By The Star Staff
Gov. Pedro Pierluisi Urrutia has until Dec. 1 to submit a revised fiscal year (FY) 2024 budget proposal for the Puerto Rico Electric Power Authority (PREPA) to the Financial Oversight and Management Board.
The new proposal must address certain issues referenced in a notice of violation issued by the oversight board for an earlier version of the FY24 budget for the commonwealth’s utility, a Nov. 22 letter stated.
The 13-page letter sent by the oversight board’s executive director, Robert Mujica, to Pierluisi said it serves as a notice of violation concerning the proposed FY24 amended budget for PREPA submitted to the board on Nov. 7. The intended purposes of amending PREPA’s FY24 certified budget are: to identify an interim solution to PREPA’s unfunded pension system, and to recognize the changes made by the Puerto Rico Energy Bureau (PREB) as a result of its reconsideration of the budgets it determined for PREPA, LUMA Energy and Genera PR.

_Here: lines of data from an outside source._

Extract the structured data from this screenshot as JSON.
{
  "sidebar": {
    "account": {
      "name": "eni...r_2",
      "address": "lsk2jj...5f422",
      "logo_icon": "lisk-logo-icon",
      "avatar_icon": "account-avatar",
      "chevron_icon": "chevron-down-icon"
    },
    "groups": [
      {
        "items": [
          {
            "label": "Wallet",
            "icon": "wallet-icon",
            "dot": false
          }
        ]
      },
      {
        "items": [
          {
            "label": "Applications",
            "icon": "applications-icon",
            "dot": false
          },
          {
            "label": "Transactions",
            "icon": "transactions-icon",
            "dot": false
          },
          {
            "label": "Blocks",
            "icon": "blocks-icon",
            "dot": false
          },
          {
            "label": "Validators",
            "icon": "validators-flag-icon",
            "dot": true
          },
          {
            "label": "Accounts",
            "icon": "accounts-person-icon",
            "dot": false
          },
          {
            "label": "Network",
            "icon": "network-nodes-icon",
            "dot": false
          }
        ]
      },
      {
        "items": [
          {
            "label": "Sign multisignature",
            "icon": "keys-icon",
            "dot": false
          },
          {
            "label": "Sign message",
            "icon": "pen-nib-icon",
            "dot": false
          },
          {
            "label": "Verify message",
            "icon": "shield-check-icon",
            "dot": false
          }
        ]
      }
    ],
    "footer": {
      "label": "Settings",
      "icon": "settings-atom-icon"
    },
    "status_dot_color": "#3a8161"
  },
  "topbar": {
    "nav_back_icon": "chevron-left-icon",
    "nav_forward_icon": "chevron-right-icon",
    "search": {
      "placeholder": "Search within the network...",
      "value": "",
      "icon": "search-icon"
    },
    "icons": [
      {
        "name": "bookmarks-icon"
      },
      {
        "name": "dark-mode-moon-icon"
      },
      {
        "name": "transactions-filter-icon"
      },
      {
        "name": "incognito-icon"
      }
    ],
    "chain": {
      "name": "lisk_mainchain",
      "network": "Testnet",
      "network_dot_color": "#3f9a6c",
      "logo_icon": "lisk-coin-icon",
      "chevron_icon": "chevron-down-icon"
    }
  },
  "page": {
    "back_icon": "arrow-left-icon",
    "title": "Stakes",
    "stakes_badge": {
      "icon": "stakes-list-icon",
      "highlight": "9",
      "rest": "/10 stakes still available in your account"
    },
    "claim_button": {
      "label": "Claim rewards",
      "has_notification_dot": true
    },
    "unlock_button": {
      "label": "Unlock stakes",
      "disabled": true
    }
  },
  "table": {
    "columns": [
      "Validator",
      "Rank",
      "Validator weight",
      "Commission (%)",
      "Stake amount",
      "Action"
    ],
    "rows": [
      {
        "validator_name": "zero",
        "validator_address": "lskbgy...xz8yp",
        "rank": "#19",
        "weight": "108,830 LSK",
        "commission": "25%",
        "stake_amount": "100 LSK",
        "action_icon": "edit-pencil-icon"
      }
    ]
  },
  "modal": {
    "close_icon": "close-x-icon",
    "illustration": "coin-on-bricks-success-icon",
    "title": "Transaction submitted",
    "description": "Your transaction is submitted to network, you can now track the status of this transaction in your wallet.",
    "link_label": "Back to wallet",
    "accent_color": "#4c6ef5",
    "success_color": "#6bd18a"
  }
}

“There is now a third purpose for amending PREPA’s budget: a potential increase to PREPA’s HoldCo & HydroCo’s FY24 certified budget,” the letter notes. “This third purpose has arisen following PREPA’s motion with PREB requesting an increase to its budget, consistent with the proposed amended budget.”
PREPA has requested an increase to the current allocation for the HoldCo and HydroCo budgets while pointing to the use of alternate funding sources outside of rates to enable such an increase. Among the funding sources listed by PREPA are: FEMA (Federal Emergency Management Agency) reimbursements; “bad debt recoveries” (i.e., recoveries of settlements between PREPA and certain instrumentalities over legacy unpaid receivables); and insurance settlements. The oversight board said it supports PREPA’s efforts to identify and obtain these funding sources.
“It should be noted that the PREPA FY24 certified budget already includes a cash funding bridge to fill the FY24 budget gap,” the letter said. “Therefore, PREPA’s request raises concerns that current revenues may be insufficient to adequately fund the utility’s (including GenCo, GridCo, HoldCo and HydroCo) operations and maintenance requirements.”
As such, while PREPA may raise certain costs that are not currently reflected in its budget, that does not mean that all requests it has presented are necessary, justified, supported in the record, and essential, the oversight board noted. Determinations of budgets are based on demonstrated need and reasonableness of the costs proposed to satisfy that need and not on the amount of funds on hand, the board added.
“Most one-time funds received in the first two categories mentioned in PREPA’s request (FEMA reimbursements and bad debt recoveries) have been committed to other priorities over the coming months and are thus largely unavailable for PREPA’s other purposes,” the oversight board said. “This makes it essential for PREPA to finalize its proposed insurance settlements and to identify and certify the amount of money it will receive from these sources. As we understand it, the majority of the settlement amounts for Hurricane Maria recoveries have already been paid to PREPA over the years.”
Moreover, PREPA must identify the amount of the new money that will be considered unrestricted and how its use will affect its cash flows, the board said. PREPA’s cash flow reports are occasionally of concern given how low cash levels can go, due to the lagging nature of quarterly rider reconciliations, requests for reimbursements, and occasionally due to collections, it said.
Use of one-time cash inflows (that are not necessary for liquidity) should generally be prudently tied to one-time expenses or, on an exceptional basis, as a bridge during a transition period, the oversight board pointed out.
“That bridge, however, must lead to solid ground,” the board said. “In this instance such solid ground is either a recurring funding source or a reduction in expenses, on which the entity can continue to firmly walk on thereafter. Therefore, any recurring expenses funded through one-time cash inflows should only be done temporarily and shortly thereafter receive a recurring funding source or be eliminated entirely. Otherwise, the entity runs the risk of operational deficits in the mid to long term.”